Electrical Engineering Stack Exchange is a question and answer site for electronics and electrical engineering professionals, students, and enthusiasts. Join them; it only takes a minute:

Sign up
Here's how it works:
  1. Anybody can ask a question
  2. Anybody can answer
  3. The best answers are voted up and rise to the top

I am using a PIC18F2550 to control a H Bridge, and I am using several input signals, such as RS-232, I2C and Analog 0-5V to make the final PWM output for the H bridge. I have a problem with PCB space, so I am joining all the input signals in 4 pins, since they will never be used together: Vcc, GND, S1 and S2. S1 will be RS-232 Tx connected to the I2C SDA, and S2 will be RS-232 Rx connected to the I2C SCL and the Analog input. This way, since the user will select which kind of control he wants before using the system, I can save some space. Just to make it clear: The user will select one kind of input (RS-232 for example), and all the other inputs connected to this PIC pin will become a disabled input pin so to not interfere with the communication.

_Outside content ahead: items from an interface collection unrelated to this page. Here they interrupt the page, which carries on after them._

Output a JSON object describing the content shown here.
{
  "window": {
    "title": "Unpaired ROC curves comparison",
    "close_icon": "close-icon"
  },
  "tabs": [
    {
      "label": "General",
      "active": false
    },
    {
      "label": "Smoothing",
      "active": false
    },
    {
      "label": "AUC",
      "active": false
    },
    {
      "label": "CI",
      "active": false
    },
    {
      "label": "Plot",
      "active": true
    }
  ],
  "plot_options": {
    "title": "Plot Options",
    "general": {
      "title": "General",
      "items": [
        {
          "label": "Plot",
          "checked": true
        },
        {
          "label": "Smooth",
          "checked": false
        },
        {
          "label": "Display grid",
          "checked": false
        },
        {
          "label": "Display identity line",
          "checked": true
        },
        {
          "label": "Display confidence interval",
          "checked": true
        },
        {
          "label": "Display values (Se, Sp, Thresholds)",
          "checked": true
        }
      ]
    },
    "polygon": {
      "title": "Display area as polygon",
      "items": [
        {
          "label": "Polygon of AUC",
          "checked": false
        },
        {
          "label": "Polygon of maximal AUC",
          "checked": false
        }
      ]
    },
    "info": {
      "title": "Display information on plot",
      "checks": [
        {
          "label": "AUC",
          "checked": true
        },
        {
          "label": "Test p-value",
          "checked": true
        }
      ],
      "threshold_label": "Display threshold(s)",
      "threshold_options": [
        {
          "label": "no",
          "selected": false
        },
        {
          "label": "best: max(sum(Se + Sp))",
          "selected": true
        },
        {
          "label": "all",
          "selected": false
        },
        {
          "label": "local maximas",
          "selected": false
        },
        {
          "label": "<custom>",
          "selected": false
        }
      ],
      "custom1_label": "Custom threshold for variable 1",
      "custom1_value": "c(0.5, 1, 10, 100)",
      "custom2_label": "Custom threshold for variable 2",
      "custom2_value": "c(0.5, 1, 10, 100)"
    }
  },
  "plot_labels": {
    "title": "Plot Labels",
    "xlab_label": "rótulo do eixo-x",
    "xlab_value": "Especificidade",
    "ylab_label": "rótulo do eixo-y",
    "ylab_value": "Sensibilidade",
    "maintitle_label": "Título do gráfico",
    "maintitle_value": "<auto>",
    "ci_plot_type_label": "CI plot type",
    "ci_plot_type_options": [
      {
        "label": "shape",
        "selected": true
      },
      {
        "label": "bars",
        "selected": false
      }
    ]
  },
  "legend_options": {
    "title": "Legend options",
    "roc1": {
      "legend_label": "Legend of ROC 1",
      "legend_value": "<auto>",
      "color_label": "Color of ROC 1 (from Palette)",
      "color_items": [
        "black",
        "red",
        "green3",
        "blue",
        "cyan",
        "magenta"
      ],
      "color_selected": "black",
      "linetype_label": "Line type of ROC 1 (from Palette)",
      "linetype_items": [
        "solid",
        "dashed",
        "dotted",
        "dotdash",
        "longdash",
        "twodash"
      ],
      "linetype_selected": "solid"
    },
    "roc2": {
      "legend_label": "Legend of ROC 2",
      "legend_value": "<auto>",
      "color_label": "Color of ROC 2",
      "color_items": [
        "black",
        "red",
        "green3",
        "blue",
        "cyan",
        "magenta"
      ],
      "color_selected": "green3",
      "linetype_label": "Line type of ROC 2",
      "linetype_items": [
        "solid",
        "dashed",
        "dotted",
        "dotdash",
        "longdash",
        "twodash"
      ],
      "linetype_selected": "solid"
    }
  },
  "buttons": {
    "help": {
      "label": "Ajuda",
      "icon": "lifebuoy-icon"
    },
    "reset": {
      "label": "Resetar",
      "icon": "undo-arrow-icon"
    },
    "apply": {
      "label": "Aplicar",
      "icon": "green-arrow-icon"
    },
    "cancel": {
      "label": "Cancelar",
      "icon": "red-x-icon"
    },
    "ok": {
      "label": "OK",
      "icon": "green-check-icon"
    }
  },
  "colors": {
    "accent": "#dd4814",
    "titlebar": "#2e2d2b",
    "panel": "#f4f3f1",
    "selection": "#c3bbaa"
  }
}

Since I have an analog input (were if the user send 0V the PWM will be 0% and 5V it will be 100%), I wanted to add a pulldown 100K resistor to make it safer in case there is nothing connected, because this is an analog control, so in case the connection is lost, the analog pin could read some voltage and the motor could go nuts. But since I have a I2C connection in the same pin, is this possible? I think it isnt because the I2C needs a pullup, and this will make a voltage divider, right?

Does anyone have a better idea, about a way to make it read 0V in case there is nothing connected in the analog mode, and still have the option to use the pins for I2C or maybe SPI in the future too? Thanks!

share|improve this question
A diagram of your proposed circuit would help. What resistor values do you have in mind for pull-up and pull-down? – Nick Alexeev Nov 15 '12 at 3:09

You're right that a pull-up and a pull-down connected to the same line would create a voltage divider.

You could connect the pull- resistors to a digital I/O pin. If you drive this auxiliary pin high, it will be a pull-up. If you drive it low, if will be a pull-down. If you let it float, you can make an undisturbed analog measurement.

You could also use a larger PIC with more I/O, such as PIC18F4550. Then you wouldn't have to multi-purpose the pins as much.

share|improve this answer
Its a very clever answer but I dont think it will work in my case, I will let those pins available to the user "as is", so I wont be putting any pull-ups myself, I will let the user choose the pull-ups that suits them better. – mFeinstein Nov 15 '12 at 3:56
@mFeinstein Are you designing a sort of a general purpose PIC board for prototyping? – Nick Alexeev Nov 15 '12 at 4:19
No, I am designing a general purpose H Bridge controller...the user can send to the MCU a lot of different signals (RS-232, R/C, Analog in, I2C, USB) and at the end it will control the motor based on the information it received. – mFeinstein Nov 15 '12 at 4:37
@mFeinstein PWM pins aren't multiplexed with I2C on PIC18F2550, and there are other pins with analog inputs. I don't yet understand why you are so hard pressed to multi-purpose the I2C pins with H-bridge. If you want to provide much communication and much I/O, would you consider using a larger PIC, such as PIC18F4550? – Nick Alexeev Nov 15 '12 at 5:30
I am not multiplexing the PWM pins with the I2C pins. I am reading an I2C value and converting it to a PWM value...for example, if I recive 0xFF as value I will output a 100% PWM. – mFeinstein Nov 15 '12 at 5:37

You could invert the "sense" of the analog input: make 5V -> 0% and 0V -> 100%. That gives you the right behaviour while still being useful with input from a potentiometer.

share|improve this answer
The problem is that I wont have always a pull-up...I will leave the pins to the user to decide if he will be using it as an analog input or I2C...so if the user is using I2C, it's better if I dont put any pullup, since I dont know if he will be using it in 5V – mFeinstein Nov 16 '12 at 18:16

Your Answer


By posting your answer, you agree to the privacy policy and terms of service.

Not the answer you're looking for? Browse other questions tagged or ask your own question.